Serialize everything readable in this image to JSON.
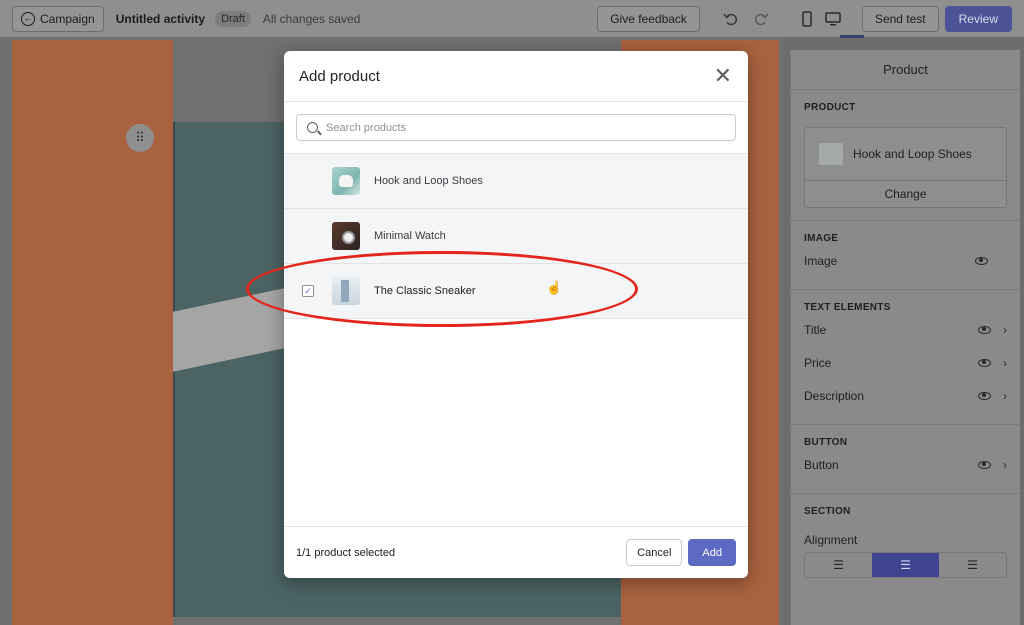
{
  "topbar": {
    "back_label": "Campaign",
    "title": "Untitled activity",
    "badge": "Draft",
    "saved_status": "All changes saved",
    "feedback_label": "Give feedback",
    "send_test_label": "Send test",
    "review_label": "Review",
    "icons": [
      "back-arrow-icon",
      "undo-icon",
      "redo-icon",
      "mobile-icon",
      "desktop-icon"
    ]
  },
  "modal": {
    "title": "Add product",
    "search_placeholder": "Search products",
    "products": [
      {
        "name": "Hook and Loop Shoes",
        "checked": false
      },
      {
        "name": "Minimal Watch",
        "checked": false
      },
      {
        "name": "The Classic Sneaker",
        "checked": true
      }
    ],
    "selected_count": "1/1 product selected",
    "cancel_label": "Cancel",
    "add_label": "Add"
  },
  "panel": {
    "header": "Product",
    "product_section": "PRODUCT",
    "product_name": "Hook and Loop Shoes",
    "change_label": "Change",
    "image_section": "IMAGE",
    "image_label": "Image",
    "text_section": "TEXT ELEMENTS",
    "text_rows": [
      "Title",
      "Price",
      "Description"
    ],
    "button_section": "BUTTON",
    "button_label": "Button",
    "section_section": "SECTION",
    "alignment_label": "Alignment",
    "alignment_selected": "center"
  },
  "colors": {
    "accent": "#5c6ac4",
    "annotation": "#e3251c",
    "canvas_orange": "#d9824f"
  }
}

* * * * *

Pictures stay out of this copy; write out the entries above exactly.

Serialize everything readable in this image to JSON.
{
  "topbar": {
    "back_label": "Campaign",
    "title": "Untitled activity",
    "badge": "Draft",
    "saved_status": "All changes saved",
    "feedback_label": "Give feedback",
    "send_test_label": "Send test",
    "review_label": "Review",
    "icons": [
      "back-arrow-icon",
      "undo-icon",
      "redo-icon",
      "mobile-icon",
      "desktop-icon"
    ]
  },
  "modal": {
    "title": "Add product",
    "search_placeholder": "Search products",
    "products": [
      {
        "name": "Hook and Loop Shoes",
        "checked": false
      },
      {
        "name": "Minimal Watch",
        "checked": false
      },
      {
        "name": "The Classic Sneaker",
        "checked": true
      }
    ],
    "selected_count": "1/1 product selected",
    "cancel_label": "Cancel",
    "add_label": "Add"
  },
  "panel": {
    "header": "Product",
    "product_section": "PRODUCT",
    "product_name": "Hook and Loop Shoes",
    "change_label": "Change",
    "image_section": "IMAGE",
    "image_label": "Image",
    "text_section": "TEXT ELEMENTS",
    "text_rows": [
      "Title",
      "Price",
      "Description"
    ],
    "button_section": "BUTTON",
    "button_label": "Button",
    "section_section": "SECTION",
    "alignment_label": "Alignment",
    "alignment_selected": "center"
  },
  "colors": {
    "accent": "#5c6ac4",
    "annotation": "#e3251c",
    "canvas_orange": "#d9824f"
  }
}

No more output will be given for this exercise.